Who are the four people you'd place on this hypothetical Wizards mountain?

Ned Dishman/Getty Images

In light of LeBron James' comments to NBATV's Steve Smith that he'll be one of the four best players of all time when his career is done, our team sites are opening up the floor to figure out who belongs on their specific franchise's Mount Rushmore.

Let's run down the Wizards/Bullets candidates:

WES UNSELD: Greatest winner this franchise has ever seen. The anchor of the team's glory years and the only MVP in franchise history. He embodies all the things great players should, showing toughness, leadership, selflessness and so much more. He also was a coach and GM, though he was far less successful at those endeavors.

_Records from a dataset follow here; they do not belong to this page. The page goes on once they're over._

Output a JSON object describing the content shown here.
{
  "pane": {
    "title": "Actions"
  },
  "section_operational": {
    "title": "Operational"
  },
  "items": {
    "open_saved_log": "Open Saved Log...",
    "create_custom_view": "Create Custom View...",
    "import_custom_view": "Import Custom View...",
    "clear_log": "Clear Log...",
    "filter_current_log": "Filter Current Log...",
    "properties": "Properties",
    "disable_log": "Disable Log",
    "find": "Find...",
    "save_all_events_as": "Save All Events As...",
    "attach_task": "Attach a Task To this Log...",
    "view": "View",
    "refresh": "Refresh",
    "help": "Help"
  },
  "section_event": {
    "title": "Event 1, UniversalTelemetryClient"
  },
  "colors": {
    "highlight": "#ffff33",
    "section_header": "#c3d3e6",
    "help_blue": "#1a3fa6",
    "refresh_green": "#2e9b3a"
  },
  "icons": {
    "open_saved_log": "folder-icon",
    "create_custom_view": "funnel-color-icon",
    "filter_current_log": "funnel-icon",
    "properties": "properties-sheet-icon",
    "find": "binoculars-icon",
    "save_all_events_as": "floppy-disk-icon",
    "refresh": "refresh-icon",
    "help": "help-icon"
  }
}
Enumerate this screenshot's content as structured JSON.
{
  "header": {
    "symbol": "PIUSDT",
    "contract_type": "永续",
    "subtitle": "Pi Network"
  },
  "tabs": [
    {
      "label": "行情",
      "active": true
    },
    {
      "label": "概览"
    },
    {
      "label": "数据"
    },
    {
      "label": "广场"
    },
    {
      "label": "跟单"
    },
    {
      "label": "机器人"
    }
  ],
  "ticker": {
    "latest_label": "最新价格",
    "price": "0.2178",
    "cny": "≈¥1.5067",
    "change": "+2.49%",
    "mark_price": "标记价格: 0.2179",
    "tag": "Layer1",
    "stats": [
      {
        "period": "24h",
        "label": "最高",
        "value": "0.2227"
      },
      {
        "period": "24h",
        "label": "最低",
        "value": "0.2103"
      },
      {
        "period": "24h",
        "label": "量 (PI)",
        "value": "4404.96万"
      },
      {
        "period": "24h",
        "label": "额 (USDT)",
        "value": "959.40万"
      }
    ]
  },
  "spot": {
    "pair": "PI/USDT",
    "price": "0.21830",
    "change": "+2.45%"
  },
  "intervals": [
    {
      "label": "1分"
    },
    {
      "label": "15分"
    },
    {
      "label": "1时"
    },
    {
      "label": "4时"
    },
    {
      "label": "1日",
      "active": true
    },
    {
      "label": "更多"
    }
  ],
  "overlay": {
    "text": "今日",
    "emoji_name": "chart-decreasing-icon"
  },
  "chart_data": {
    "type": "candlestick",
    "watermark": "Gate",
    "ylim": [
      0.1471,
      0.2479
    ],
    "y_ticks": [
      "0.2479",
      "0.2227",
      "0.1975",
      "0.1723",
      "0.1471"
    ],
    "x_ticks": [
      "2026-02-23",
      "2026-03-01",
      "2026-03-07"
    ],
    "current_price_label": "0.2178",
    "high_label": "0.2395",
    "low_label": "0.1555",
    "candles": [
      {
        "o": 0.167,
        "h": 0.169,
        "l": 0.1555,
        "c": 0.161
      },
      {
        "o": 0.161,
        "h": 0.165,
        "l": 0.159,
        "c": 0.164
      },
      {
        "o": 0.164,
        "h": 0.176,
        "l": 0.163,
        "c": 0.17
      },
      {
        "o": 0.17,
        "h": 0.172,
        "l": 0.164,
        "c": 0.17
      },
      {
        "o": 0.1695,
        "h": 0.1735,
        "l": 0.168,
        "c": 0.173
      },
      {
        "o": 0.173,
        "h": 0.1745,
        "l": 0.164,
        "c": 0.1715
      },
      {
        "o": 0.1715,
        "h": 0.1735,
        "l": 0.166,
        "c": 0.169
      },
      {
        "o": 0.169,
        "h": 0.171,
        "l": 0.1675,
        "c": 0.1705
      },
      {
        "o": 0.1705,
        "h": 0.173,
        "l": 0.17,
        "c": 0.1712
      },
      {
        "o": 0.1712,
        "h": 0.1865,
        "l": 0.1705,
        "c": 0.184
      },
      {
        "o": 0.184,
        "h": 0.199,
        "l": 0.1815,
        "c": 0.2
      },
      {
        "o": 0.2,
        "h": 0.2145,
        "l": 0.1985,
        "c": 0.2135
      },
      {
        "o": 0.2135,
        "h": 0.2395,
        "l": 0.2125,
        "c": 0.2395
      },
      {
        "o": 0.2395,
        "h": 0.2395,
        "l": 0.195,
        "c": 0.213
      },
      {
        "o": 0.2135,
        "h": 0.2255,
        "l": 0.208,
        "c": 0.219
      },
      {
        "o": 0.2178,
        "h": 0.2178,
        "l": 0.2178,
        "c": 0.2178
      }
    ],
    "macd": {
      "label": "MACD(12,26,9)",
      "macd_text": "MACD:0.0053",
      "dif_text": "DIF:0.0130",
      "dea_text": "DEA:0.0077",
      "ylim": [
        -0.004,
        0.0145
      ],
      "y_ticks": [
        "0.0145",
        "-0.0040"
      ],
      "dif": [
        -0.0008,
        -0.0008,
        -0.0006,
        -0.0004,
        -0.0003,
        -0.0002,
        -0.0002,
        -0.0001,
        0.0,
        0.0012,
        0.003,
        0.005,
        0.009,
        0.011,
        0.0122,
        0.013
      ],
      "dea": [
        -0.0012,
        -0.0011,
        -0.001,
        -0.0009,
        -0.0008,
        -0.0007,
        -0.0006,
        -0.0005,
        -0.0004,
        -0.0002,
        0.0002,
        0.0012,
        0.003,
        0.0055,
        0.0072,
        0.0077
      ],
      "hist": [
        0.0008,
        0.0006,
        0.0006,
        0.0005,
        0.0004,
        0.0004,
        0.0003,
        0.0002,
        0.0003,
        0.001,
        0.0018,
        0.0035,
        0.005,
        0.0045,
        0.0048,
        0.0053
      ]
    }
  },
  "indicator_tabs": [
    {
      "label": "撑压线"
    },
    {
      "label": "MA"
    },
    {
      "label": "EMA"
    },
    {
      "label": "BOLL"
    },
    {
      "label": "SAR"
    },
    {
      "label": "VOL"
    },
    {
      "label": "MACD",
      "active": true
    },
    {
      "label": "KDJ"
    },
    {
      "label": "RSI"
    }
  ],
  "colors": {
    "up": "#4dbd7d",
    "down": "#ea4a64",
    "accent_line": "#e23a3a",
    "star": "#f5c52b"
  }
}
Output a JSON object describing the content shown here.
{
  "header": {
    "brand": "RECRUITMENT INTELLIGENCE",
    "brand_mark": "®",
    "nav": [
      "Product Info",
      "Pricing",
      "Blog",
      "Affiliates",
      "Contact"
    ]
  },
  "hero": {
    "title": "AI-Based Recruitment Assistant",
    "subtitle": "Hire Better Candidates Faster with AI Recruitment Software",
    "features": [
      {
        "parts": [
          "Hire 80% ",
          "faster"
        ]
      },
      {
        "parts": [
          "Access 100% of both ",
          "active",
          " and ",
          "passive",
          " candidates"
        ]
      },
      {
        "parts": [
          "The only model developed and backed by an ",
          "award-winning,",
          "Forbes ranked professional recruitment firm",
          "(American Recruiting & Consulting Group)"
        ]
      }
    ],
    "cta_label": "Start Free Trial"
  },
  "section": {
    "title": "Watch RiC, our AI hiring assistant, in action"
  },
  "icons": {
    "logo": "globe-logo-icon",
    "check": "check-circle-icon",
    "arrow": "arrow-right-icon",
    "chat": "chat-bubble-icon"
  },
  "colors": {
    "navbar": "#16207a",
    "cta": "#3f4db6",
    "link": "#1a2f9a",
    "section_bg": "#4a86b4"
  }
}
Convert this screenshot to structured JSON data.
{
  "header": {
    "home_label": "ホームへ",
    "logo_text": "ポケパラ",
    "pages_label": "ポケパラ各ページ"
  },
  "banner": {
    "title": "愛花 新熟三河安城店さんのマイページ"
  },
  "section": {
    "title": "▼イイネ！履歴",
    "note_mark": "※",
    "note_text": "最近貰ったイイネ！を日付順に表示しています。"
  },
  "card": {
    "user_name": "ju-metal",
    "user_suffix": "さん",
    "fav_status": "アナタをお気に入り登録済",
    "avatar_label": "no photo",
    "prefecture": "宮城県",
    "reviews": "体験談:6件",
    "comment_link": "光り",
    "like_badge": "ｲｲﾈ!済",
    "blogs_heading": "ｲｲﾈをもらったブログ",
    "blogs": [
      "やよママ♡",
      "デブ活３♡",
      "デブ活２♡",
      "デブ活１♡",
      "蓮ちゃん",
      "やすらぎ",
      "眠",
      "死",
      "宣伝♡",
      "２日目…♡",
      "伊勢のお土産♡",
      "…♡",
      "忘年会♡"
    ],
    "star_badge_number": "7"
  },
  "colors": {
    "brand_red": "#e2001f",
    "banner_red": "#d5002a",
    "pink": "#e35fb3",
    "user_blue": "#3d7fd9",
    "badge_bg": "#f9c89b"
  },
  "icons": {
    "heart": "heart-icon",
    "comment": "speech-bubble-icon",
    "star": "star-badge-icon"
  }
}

ELVIN HAYES: The best scorer on the best series of teams in franchise history. Despite some poor performances in big games, he was still one of the greatest post players of all time. Acquiring him in 1972 helped prolong over a half decade of contention.

BOBBY DANDRIDGE: The missing piece in the 1978 title team. He provided leadership, championship experience and stifling defense on top perimeter options.

EARL MONROE: The most creative scorer this franchise has seen. Helped lead the Bullets to the 1971 Finals, though they were swept by Milwaukee. The controversial trade to the Knicks is a bit of a black mark, though.

GUS JOHNSON: The franchise's first star in the 60s, predating Unseld, Monroe and others. One of the game's best leapers and a terror on the glass.

WALT BELLAMY: Johnson's running mate for a few years.

PHIL CHENIER: While he was initially known most for being the smooth off guard for so many great Bullets teams in the 70s, younger fans (like me) probably know him best for being the longtime color commentator on Comcast SportsNet.

DICK MOTTA: The coach of the 78 title team.

JEFF MALONE: The team's consistent threat on the wing for many years, forced to toil in anonymity for mediocre teams.

CHRIS WEBBER: Along with Juwan Howard, he breathed new life into the franchise. But things didn't exactly end so well.

GILBERT ARENAS: Obviously, his time in D.C. ended very poorly, but for years, he helped make the franchise relevant again as one of the league's most dangerous scorers.

ANTAWN JAMISON AND CARON BUTLER: The much saner sidekicks to Arenas.


JOHN WALL: Too soon, probably.

ABE POLLIN: The legendary Pollin was always more of a great humanitarian than sports owner. Still, he built Verizon Center largely with his own money. The new arena helped revitalize Chinatown, and it's now one of the hotter spots in the city. Throw in the countless charity work he did, and he was a man worth admiring.


GHEORGHE MURESAN: No explanation needed.


So ... who would be on your Wizards Mount Rushmore?